[Task directions]
In your copy of the data, keep every word exact and include no pictures.

[Excerpts from an interface dataset]
- - - - -

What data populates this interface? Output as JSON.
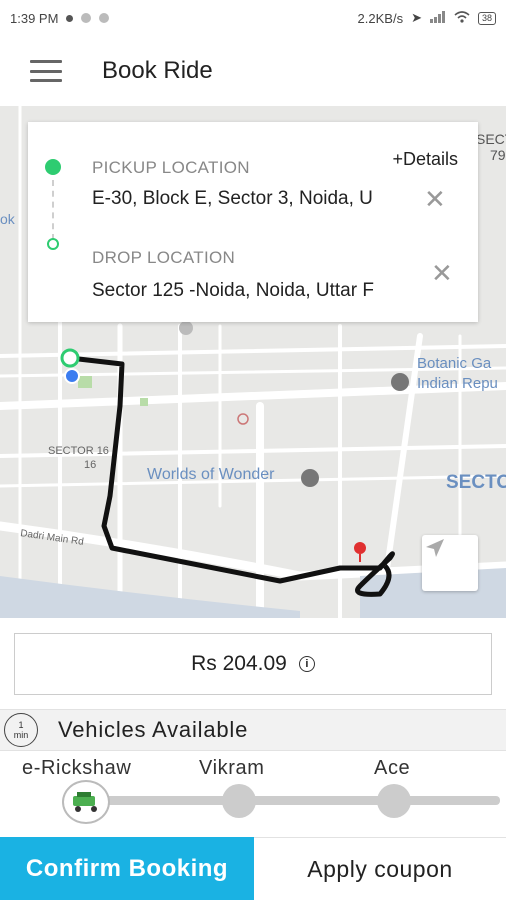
{
  "status_bar": {
    "time": "1:39 PM",
    "network_speed": "2.2KB/s",
    "battery": "38"
  },
  "app_bar": {
    "title": "Book Ride"
  },
  "map": {
    "labels": {
      "sector_top_right": "SECTOR",
      "sector_top_right_num": "79",
      "left_edge": "ok",
      "botanic": "Botanic Ga",
      "indian_rep": "Indian Repu",
      "sector_16": "SECTOR 16",
      "sector_16_num": "16",
      "worlds_of_wonder": "Worlds of Wonder",
      "sector_right": "SECTO",
      "dadri_road": "Dadri Main Rd"
    }
  },
  "location_card": {
    "pickup_label": "PICKUP LOCATION",
    "pickup_value": "E-30, Block E, Sector 3, Noida, U",
    "drop_label": "DROP LOCATION",
    "drop_value": "Sector 125 -Noida, Noida, Uttar F",
    "details_link": "+Details"
  },
  "fare": {
    "amount": "Rs 204.09"
  },
  "vehicles": {
    "eta_top": "1",
    "eta_bottom": "min",
    "title": "Vehicles Available",
    "options": [
      "e-Rickshaw",
      "Vikram",
      "Ace"
    ]
  },
  "actions": {
    "confirm": "Confirm Booking",
    "coupon": "Apply coupon"
  },
  "colors": {
    "accent": "#1ab2e3",
    "pickup_green": "#2ecc71",
    "route": "#111111"
  }
}
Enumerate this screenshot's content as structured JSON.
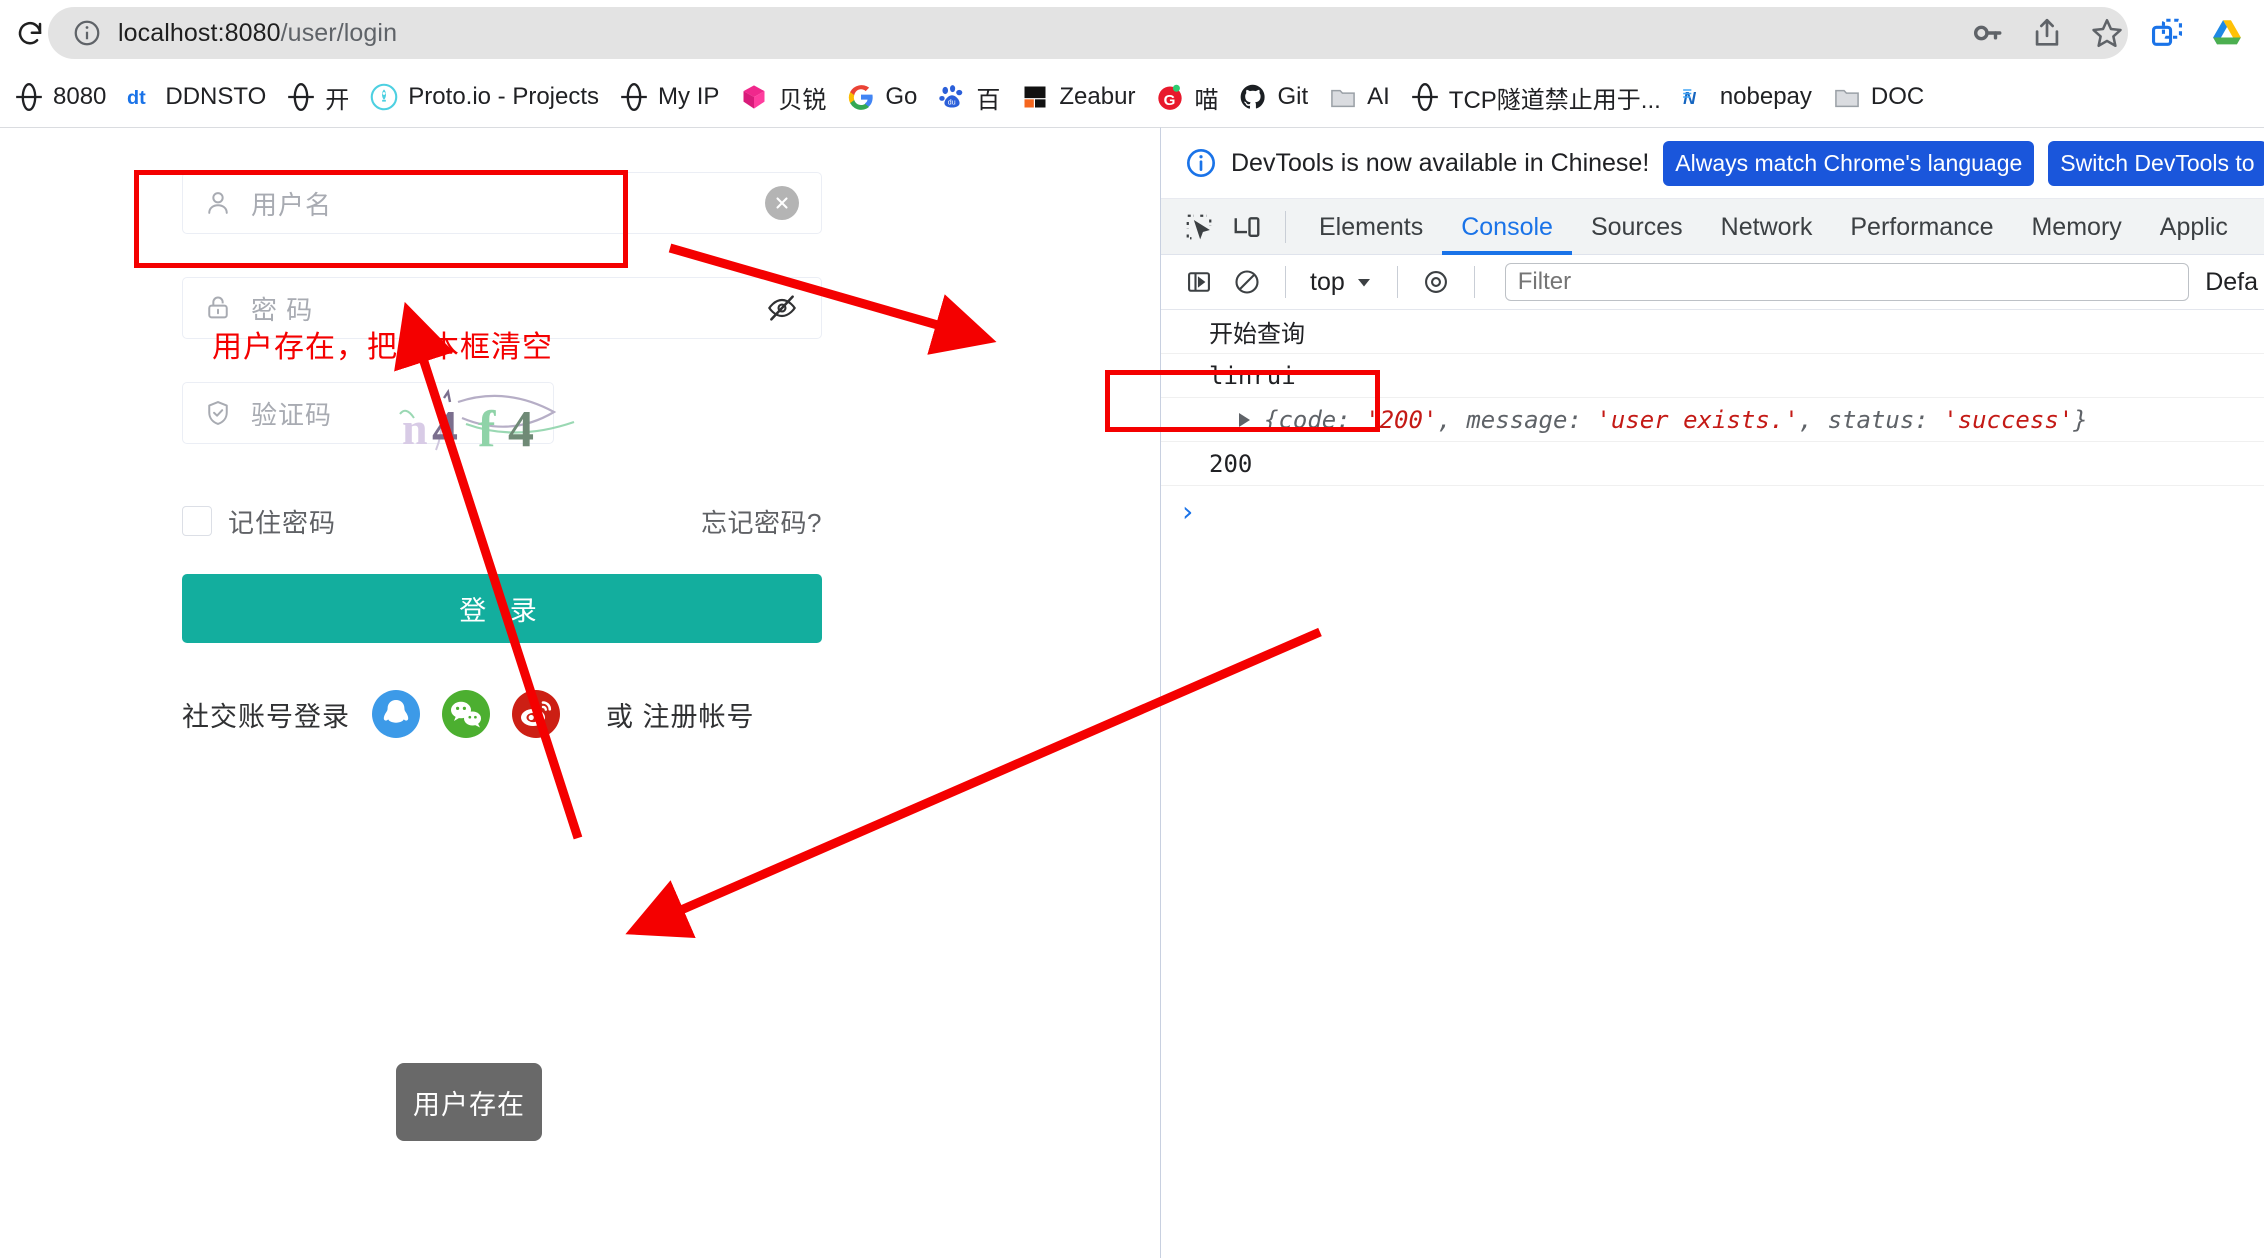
{
  "browser": {
    "reload_icon": "reload-icon",
    "url_prefix": "localhost:8080",
    "url_path": "/user/login",
    "info_icon": "page-info-icon",
    "toolbar_icons": [
      "password-key-icon",
      "share-icon",
      "bookmark-star-icon",
      "split-tab-icon",
      "google-drive-icon"
    ]
  },
  "bookmarks": [
    {
      "label": "8080",
      "icon": "globe-icon"
    },
    {
      "label": "DDNSTO",
      "icon": "ddnsto-icon"
    },
    {
      "label": "开",
      "icon": "globe-icon"
    },
    {
      "label": "Proto.io - Projects",
      "icon": "protoio-icon"
    },
    {
      "label": "My IP",
      "icon": "globe-icon"
    },
    {
      "label": "贝锐",
      "icon": "beirui-icon"
    },
    {
      "label": "Go",
      "icon": "google-icon"
    },
    {
      "label": "百",
      "icon": "baidu-icon"
    },
    {
      "label": "Zeabur",
      "icon": "zeabur-icon"
    },
    {
      "label": "喵",
      "icon": "miao-icon"
    },
    {
      "label": "Git",
      "icon": "github-icon"
    },
    {
      "label": "AI",
      "icon": "folder-icon"
    },
    {
      "label": "TCP隧道禁止用于...",
      "icon": "globe-icon"
    },
    {
      "label": "nobepay",
      "icon": "nobepay-icon"
    },
    {
      "label": "DOC",
      "icon": "folder-icon"
    }
  ],
  "login": {
    "username": {
      "placeholder": "用户名",
      "icon": "user-icon",
      "clear_icon": "clear-circle-icon",
      "value": ""
    },
    "password": {
      "placeholder": "密 码",
      "icon": "lock-icon",
      "toggle_icon": "eye-off-icon",
      "value": ""
    },
    "captcha": {
      "placeholder": "验证码",
      "icon": "shield-check-icon",
      "value": "",
      "image_text": "n4f4"
    },
    "remember_label": "记住密码",
    "remember_checked": false,
    "forgot_label": "忘记密码?",
    "submit_label": "登 录",
    "submit_color": "#13ae9e",
    "social_label": "社交账号登录",
    "social_icons": [
      "qq-icon",
      "wechat-icon",
      "weibo-icon"
    ],
    "register_text": "或 注册帐号"
  },
  "toast": {
    "text": "用户存在",
    "bg": "#696969"
  },
  "annotations": {
    "note_text": "用户存在，把文本框清空",
    "color": "#f40000"
  },
  "devtools": {
    "banner": {
      "icon": "info-circle-icon",
      "text": "DevTools is now available in Chinese!",
      "buttons": [
        "Always match Chrome's language",
        "Switch DevTools to"
      ]
    },
    "tool_icons": [
      "inspect-element-icon",
      "device-toolbar-icon"
    ],
    "tabs": [
      {
        "label": "Elements",
        "active": false
      },
      {
        "label": "Console",
        "active": true
      },
      {
        "label": "Sources",
        "active": false
      },
      {
        "label": "Network",
        "active": false
      },
      {
        "label": "Performance",
        "active": false
      },
      {
        "label": "Memory",
        "active": false
      },
      {
        "label": "Applic",
        "active": false
      }
    ],
    "subbar": {
      "sidebar_icon": "console-sidebar-icon",
      "clear_icon": "clear-console-icon",
      "context": "top",
      "chevron_icon": "chevron-down-icon",
      "eye_icon": "live-expression-icon",
      "filter_placeholder": "Filter",
      "levels_label": "Defa"
    },
    "console_rows": [
      {
        "type": "log",
        "text": "开始查询"
      },
      {
        "type": "log",
        "text": "linrui"
      },
      {
        "type": "object",
        "open_brace": "{",
        "close_brace": "}",
        "pairs": [
          {
            "key": "code",
            "value": "'200'"
          },
          {
            "key": "message",
            "value": "'user exists.'"
          },
          {
            "key": "status",
            "value": "'success'"
          }
        ]
      },
      {
        "type": "log",
        "text": "200"
      }
    ],
    "prompt_glyph": "›"
  }
}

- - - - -

[The completed task]
What data populates this interface? Output as JSON.
{
  "status_bar": {
    "time": "1:39 PM",
    "network_speed": "2.2KB/s",
    "battery": "38"
  },
  "app_bar": {
    "title": "Book Ride"
  },
  "map": {
    "labels": {
      "sector_top_right": "SECTOR",
      "sector_top_right_num": "79",
      "left_edge": "ok",
      "botanic": "Botanic Ga",
      "indian_rep": "Indian Repu",
      "sector_16": "SECTOR 16",
      "sector_16_num": "16",
      "worlds_of_wonder": "Worlds of Wonder",
      "sector_right": "SECTO",
      "dadri_road": "Dadri Main Rd"
    }
  },
  "location_card": {
    "pickup_label": "PICKUP LOCATION",
    "pickup_value": "E-30, Block E, Sector 3, Noida, U",
    "drop_label": "DROP LOCATION",
    "drop_value": "Sector 125 -Noida, Noida, Uttar F",
    "details_link": "+Details"
  },
  "fare": {
    "amount": "Rs 204.09"
  },
  "vehicles": {
    "eta_top": "1",
    "eta_bottom": "min",
    "title": "Vehicles Available",
    "options": [
      "e-Rickshaw",
      "Vikram",
      "Ace"
    ]
  },
  "actions": {
    "confirm": "Confirm Booking",
    "coupon": "Apply coupon"
  },
  "colors": {
    "accent": "#1ab2e3",
    "pickup_green": "#2ecc71",
    "route": "#111111"
  }
}
Enumerate this screenshot's content as structured JSON.
{
  "browser": {
    "reload_icon": "reload-icon",
    "url_prefix": "localhost:8080",
    "url_path": "/user/login",
    "info_icon": "page-info-icon",
    "toolbar_icons": [
      "password-key-icon",
      "share-icon",
      "bookmark-star-icon",
      "split-tab-icon",
      "google-drive-icon"
    ]
  },
  "bookmarks": [
    {
      "label": "8080",
      "icon": "globe-icon"
    },
    {
      "label": "DDNSTO",
      "icon": "ddnsto-icon"
    },
    {
      "label": "开",
      "icon": "globe-icon"
    },
    {
      "label": "Proto.io - Projects",
      "icon": "protoio-icon"
    },
    {
      "label": "My IP",
      "icon": "globe-icon"
    },
    {
      "label": "贝锐",
      "icon": "beirui-icon"
    },
    {
      "label": "Go",
      "icon": "google-icon"
    },
    {
      "label": "百",
      "icon": "baidu-icon"
    },
    {
      "label": "Zeabur",
      "icon": "zeabur-icon"
    },
    {
      "label": "喵",
      "icon": "miao-icon"
    },
    {
      "label": "Git",
      "icon": "github-icon"
    },
    {
      "label": "AI",
      "icon": "folder-icon"
    },
    {
      "label": "TCP隧道禁止用于...",
      "icon": "globe-icon"
    },
    {
      "label": "nobepay",
      "icon": "nobepay-icon"
    },
    {
      "label": "DOC",
      "icon": "folder-icon"
    }
  ],
  "login": {
    "username": {
      "placeholder": "用户名",
      "icon": "user-icon",
      "clear_icon": "clear-circle-icon",
      "value": ""
    },
    "password": {
      "placeholder": "密 码",
      "icon": "lock-icon",
      "toggle_icon": "eye-off-icon",
      "value": ""
    },
    "captcha": {
      "placeholder": "验证码",
      "icon": "shield-check-icon",
      "value": "",
      "image_text": "n4f4"
    },
    "remember_label": "记住密码",
    "remember_checked": false,
    "forgot_label": "忘记密码?",
    "submit_label": "登 录",
    "submit_color": "#13ae9e",
    "social_label": "社交账号登录",
    "social_icons": [
      "qq-icon",
      "wechat-icon",
      "weibo-icon"
    ],
    "register_text": "或 注册帐号"
  },
  "toast": {
    "text": "用户存在",
    "bg": "#696969"
  },
  "annotations": {
    "note_text": "用户存在，把文本框清空",
    "color": "#f40000"
  },
  "devtools": {
    "banner": {
      "icon": "info-circle-icon",
      "text": "DevTools is now available in Chinese!",
      "buttons": [
        "Always match Chrome's language",
        "Switch DevTools to"
      ]
    },
    "tool_icons": [
      "inspect-element-icon",
      "device-toolbar-icon"
    ],
    "tabs": [
      {
        "label": "Elements",
        "active": false
      },
      {
        "label": "Console",
        "active": true
      },
      {
        "label": "Sources",
        "active": false
      },
      {
        "label": "Network",
        "active": false
      },
      {
        "label": "Performance",
        "active": false
      },
      {
        "label": "Memory",
        "active": false
      },
      {
        "label": "Applic",
        "active": false
      }
    ],
    "subbar": {
      "sidebar_icon": "console-sidebar-icon",
      "clear_icon": "clear-console-icon",
      "context": "top",
      "chevron_icon": "chevron-down-icon",
      "eye_icon": "live-expression-icon",
      "filter_placeholder": "Filter",
      "levels_label": "Defa"
    },
    "console_rows": [
      {
        "type": "log",
        "text": "开始查询"
      },
      {
        "type": "log",
        "text": "linrui"
      },
      {
        "type": "object",
        "open_brace": "{",
        "close_brace": "}",
        "pairs": [
          {
            "key": "code",
            "value": "'200'"
          },
          {
            "key": "message",
            "value": "'user exists.'"
          },
          {
            "key": "status",
            "value": "'success'"
          }
        ]
      },
      {
        "type": "log",
        "text": "200"
      }
    ],
    "prompt_glyph": "›"
  }
}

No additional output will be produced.